Laser-ultrasonics is a non-contact, non-destructive evaluation method that combines the accuracy of ultrasonic technique (UT) with the flexibility of optical systems.Talk to an expert
In laser-ultrasonics, a short laser light pulse, called the generation laser, is absorbed over a small volume on the surface of the target material. The absorbed optical energy triggers a high-frequency sound pulse within the material, called the ultrasonic probing pulse.
Simultaneously, a second laser, called the detection laser, is aimed where ultrasound is excepted. The reflections of the detection laser from this area are preciously collected for analysis.
The surface motion caused by ultrasound is then encoded in the backscattered light. Using an optical interferometric process, the surface motion is extracted from the collected light, producing a signal identical to conventional UT, but without any contact with the target. UT waveform analysis methods are then used directly on the laser-UT waveforms to detect defects, characterize material or obtain dimensional measurements. Laser-ultrasonics can be used in environments where it was previously not possible with conventional UT, expanding the range of UT applications.
The basis of laser-generated ultrasound is to transfer a large amount of energy within a small volume of material, fast enough that this material does not have the time to properly react or dissipate that energy. The reaction to the stored energy results in a mechanical detonation that launches acoustic waves in the material itself.
The energy needs to be deposited very rapidly to achieve such conditions.

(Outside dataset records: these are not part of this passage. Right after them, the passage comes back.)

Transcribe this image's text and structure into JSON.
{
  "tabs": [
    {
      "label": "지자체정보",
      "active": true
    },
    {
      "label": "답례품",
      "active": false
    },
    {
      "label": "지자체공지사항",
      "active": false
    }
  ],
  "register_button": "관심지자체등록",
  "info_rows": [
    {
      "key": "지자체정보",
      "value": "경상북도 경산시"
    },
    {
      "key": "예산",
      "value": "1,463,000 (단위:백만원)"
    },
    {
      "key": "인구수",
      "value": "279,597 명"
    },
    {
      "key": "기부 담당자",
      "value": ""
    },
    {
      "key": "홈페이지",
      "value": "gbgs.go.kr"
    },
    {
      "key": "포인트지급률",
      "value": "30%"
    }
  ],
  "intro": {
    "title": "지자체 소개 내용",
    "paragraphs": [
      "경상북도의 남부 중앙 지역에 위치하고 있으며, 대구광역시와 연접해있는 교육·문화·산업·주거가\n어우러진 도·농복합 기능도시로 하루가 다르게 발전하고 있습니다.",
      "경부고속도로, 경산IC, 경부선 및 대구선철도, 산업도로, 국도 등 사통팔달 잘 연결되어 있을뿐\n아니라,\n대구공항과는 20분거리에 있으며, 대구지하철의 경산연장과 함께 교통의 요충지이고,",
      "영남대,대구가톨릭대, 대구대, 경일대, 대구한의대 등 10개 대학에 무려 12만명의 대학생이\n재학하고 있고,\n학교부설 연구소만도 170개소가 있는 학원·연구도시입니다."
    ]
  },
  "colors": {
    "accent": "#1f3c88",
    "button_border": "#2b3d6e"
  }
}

That’s why very short-time laser pulses are used, from nanosecond down to femtosecond lasers, depending on the application. The most commonly used lasers in the market are glass-based solid state Q-Switch sources with impulses between 1 to 10 nanosecond and energy ranging from a few milliJoules to a few Joules.
Detecting an ultrasound, laser-based or not, is always about detecting minute surface displacements caused by ultrasonic echos.
In laser-UT, these minute movements are measured by a second laser focussed where ultrasonic echoes are expected. Because of the well-known Doppler effect, the backscattered light from a nanometer-scale moving surface will carry a frequency alteration that is proportional to the surface’s velocity. The surface displacement is then encoded in the light collected from the target.
Coded light collected from the inspected material is then routed, using optical fibres, to a laser interferometer. The interferometer acts as a demodulator, converting the light frequency modulations into electrical amplitude modulations, just like a car radio does with analog FM radio channels.
At Tecnar, our interferometer for laser-ultrasonic detection is based on holographic technologies in a photo-refractive crystal. Such units have the advantages of being rugged, maintenance-free and sensitive to ultrasound content.
Once the ultrasound is digitized into a computer, a software analyzes the signal to attribute a specific desired characteristic for the application. That characteristic is attached to a position on the tested part.
Characteristics can be geometrical, like the overall thickness of a part. It can be about the finding porosities inside a given volume, using advanced processing like Synthetic Aperture Focusing Techniques (SAFT). And it can be about measuring transformations in the frequency domain, like the frequency dependent attenuation caused by grain structure. Tecnar’s software is built to perform all these different processing approaches.
Leave your details so our experts can contact you. Our team will answer all your questions and suggest the best solution for your needs.